Some trees and shrubs, such as birch, red-osier dogwood, sweet gum, nannyberry and mountain laurel, provide not only food and shelter but add texture and color to the landscape during the bleaker months. Swamp maple, with its red stems and red leaves, adds an ornamental touch in the fall in some areas. In southern areas, sweet gum makes a beautiful addition to a wetland. If you live in the north, try tamarack. Inkley also recommends planting blueberries and cranberries. "Besides thriving in very wet areas and providing abundant food for wildlife," he says, "they are also colorful in the fall."
When choosing plants for your new backyard habitat, don´t go shopping in existing wetlands, Inkley cautions. "While it may be tempting to collect native wetland species from the wild, there are laws against it in some areas and you could disrupt the wetland," he says. "You need to go to a reputable nursery to ensure the plants have been commercially propagated, not collected."
For more information, write Backyard Wildlife Habitat™ program, NWF, 11100 Wildlife Center Drive, Reston VA, 20190.

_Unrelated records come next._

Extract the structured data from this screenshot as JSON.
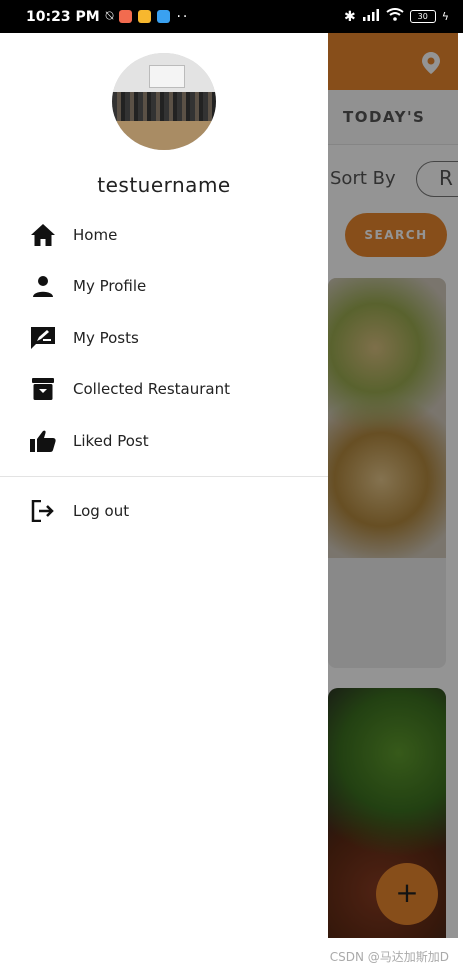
{
  "status_bar": {
    "time": "10:23 PM",
    "left_icons": [
      "mute-icon",
      "app-notif-red",
      "app-notif-yellow",
      "app-notif-blue"
    ],
    "more": "··",
    "battery": "30",
    "right_icons": [
      "bluetooth-icon",
      "signal-icon",
      "wifi-icon",
      "battery-icon",
      "charging-icon"
    ]
  },
  "drawer": {
    "username": "testuername",
    "menu": [
      {
        "label": "Home",
        "icon": "home-icon"
      },
      {
        "label": "My Profile",
        "icon": "person-icon"
      },
      {
        "label": "My Posts",
        "icon": "edit-post-icon"
      },
      {
        "label": "Collected Restaurant",
        "icon": "archive-icon"
      },
      {
        "label": "Liked Post",
        "icon": "thumb-up-icon"
      }
    ],
    "logout": {
      "label": "Log out",
      "icon": "logout-icon"
    }
  },
  "background_app": {
    "tab_label": "TODAY'S",
    "sort_label": "Sort By",
    "sort_value": "R",
    "search_button": "SEARCH",
    "fab_label": "+",
    "accent_color": "#e9872e"
  },
  "watermark": "CSDN @马达加斯加D"
}
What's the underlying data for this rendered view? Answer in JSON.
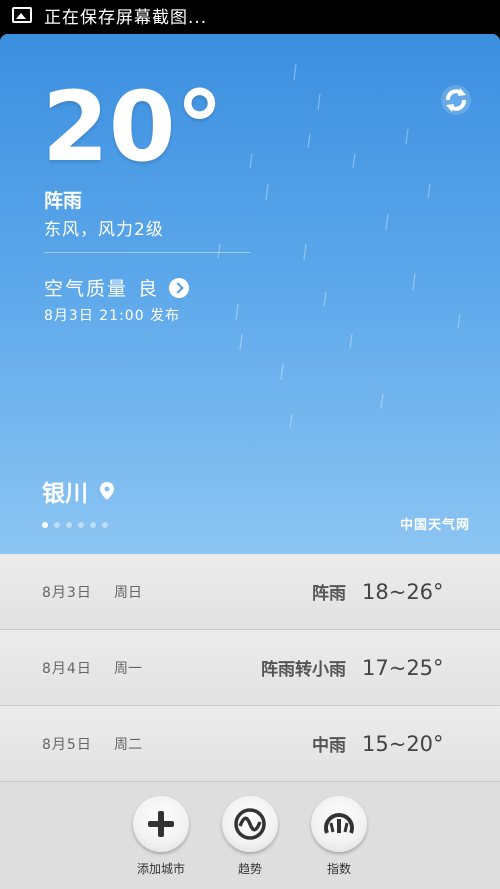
{
  "status_bar": {
    "text": "正在保存屏幕截图..."
  },
  "current": {
    "temperature": "20°",
    "condition": "阵雨",
    "wind": "东风，风力2级",
    "air_quality_label": "空气质量",
    "air_quality_value": "良",
    "published": "8月3日  21:00  发布",
    "city": "银川",
    "brand": "中国天气网"
  },
  "page_indicator": {
    "count": 6,
    "active": 1
  },
  "forecast": [
    {
      "date": "8月3日",
      "dow": "周日",
      "weather": "阵雨",
      "range": "18~26°"
    },
    {
      "date": "8月4日",
      "dow": "周一",
      "weather": "阵雨转小雨",
      "range": "17~25°"
    },
    {
      "date": "8月5日",
      "dow": "周二",
      "weather": "中雨",
      "range": "15~20°"
    }
  ],
  "toolbar": {
    "add_city": "添加城市",
    "trend": "趋势",
    "index": "指数"
  },
  "colors": {
    "sky_top": "#3b8fe0",
    "sky_bottom": "#8cc5f3",
    "icon": "#333333"
  }
}
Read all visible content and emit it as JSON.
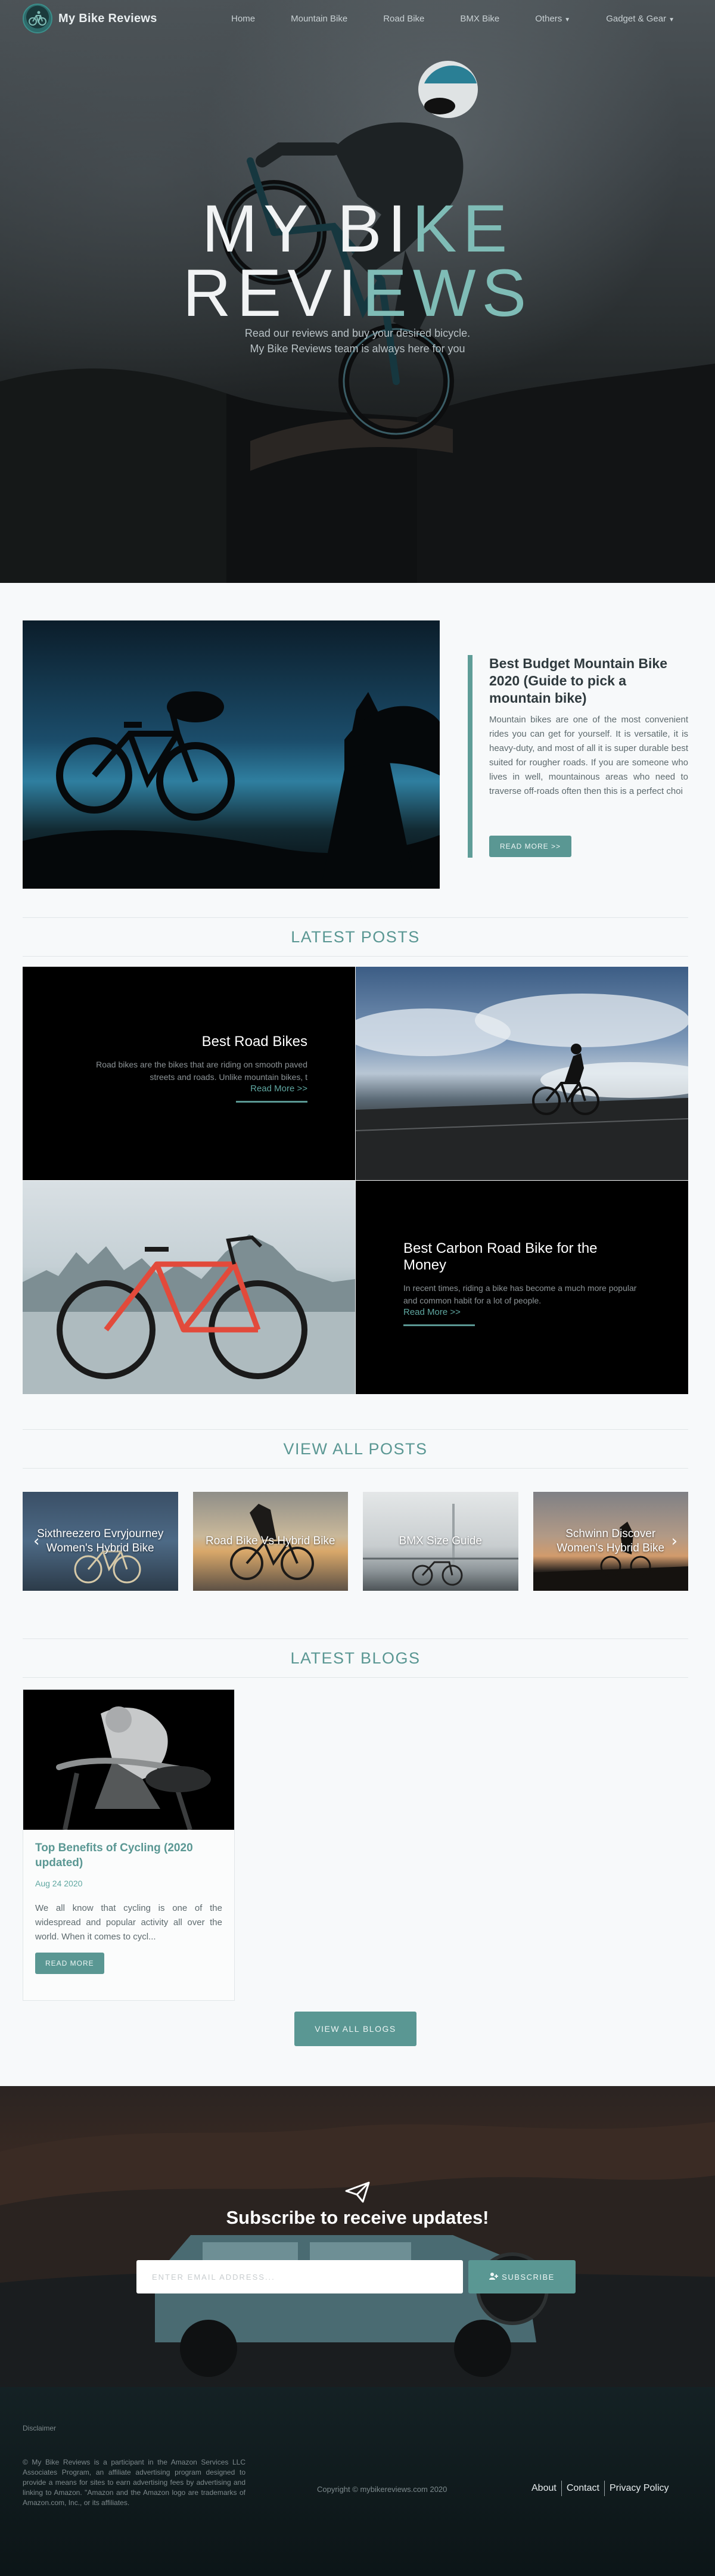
{
  "nav": {
    "brand": "My Bike Reviews",
    "links": [
      "Home",
      "Mountain Bike",
      "Road Bike",
      "BMX Bike",
      "Others",
      "Gadget & Gear"
    ]
  },
  "hero": {
    "title_line1_main": "MY BI",
    "title_line1_accent": "KE",
    "title_line2_main": "REVI",
    "title_line2_accent": "EWS",
    "subtitle_line1": "Read our reviews and buy your desired bicycle.",
    "subtitle_line2": "My Bike Reviews team is always here for you"
  },
  "featured": {
    "title": "Best Budget Mountain Bike 2020 (Guide to pick a mountain bike)",
    "excerpt": "Mountain bikes are one of the most convenient rides you can get for yourself. It is versatile, it is heavy-duty, and most of all it is super durable best suited for rougher roads. If you are someone who lives in well, mountainous areas who need to traverse off-roads often then this is a perfect choi",
    "button": "READ MORE >>"
  },
  "latest_posts": {
    "heading": "LATEST POSTS",
    "posts": [
      {
        "title": "Best Road Bikes",
        "excerpt": "Road bikes are the bikes that are riding on smooth paved streets and roads. Unlike mountain bikes, t",
        "read_more": "Read More >>"
      },
      {
        "title": "Best Carbon Road Bike for the Money",
        "excerpt": "In recent times, riding a bike has become a much more popular and common habit for a lot of people.",
        "read_more": "Read More >>"
      }
    ]
  },
  "view_all_posts": {
    "heading": "VIEW ALL POSTS",
    "items": [
      "Sixthreezero Evryjourney Women's Hybrid Bike",
      "Road Bike Vs Hybrid Bike",
      "BMX Size Guide",
      "Schwinn Discover Women's Hybrid Bike"
    ]
  },
  "latest_blogs": {
    "heading": "LATEST BLOGS",
    "card": {
      "title": "Top Benefits of Cycling (2020 updated)",
      "date": "Aug 24 2020",
      "excerpt": "We all know that cycling is one of the widespread and popular activity all over the world. When it comes to cycl...",
      "button": "READ MORE"
    },
    "view_all": "VIEW ALL BLOGS"
  },
  "subscribe": {
    "title": "Subscribe to receive updates!",
    "placeholder": "ENTER EMAIL ADDRESS...",
    "button": "SUBSCRIBE"
  },
  "footer": {
    "disclaimer_title": "Disclaimer",
    "disclaimer": "© My Bike Reviews is a participant in the Amazon Services LLC Associates Program, an affiliate advertising program designed to provide a means for sites to earn advertising fees by advertising and linking to Amazon. \"Amazon and the Amazon logo are trademarks of Amazon.com, Inc., or its affiliates.",
    "copyright": "Copyright © mybikereviews.com 2020",
    "links": [
      "About",
      "Contact",
      "Privacy Policy"
    ]
  },
  "colors": {
    "accent": "#5a9793",
    "accent_light": "#7fbcb6",
    "footer_bg": "#142124"
  }
}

Find out how you can turn your garden into a Certified Wildlife Habitat.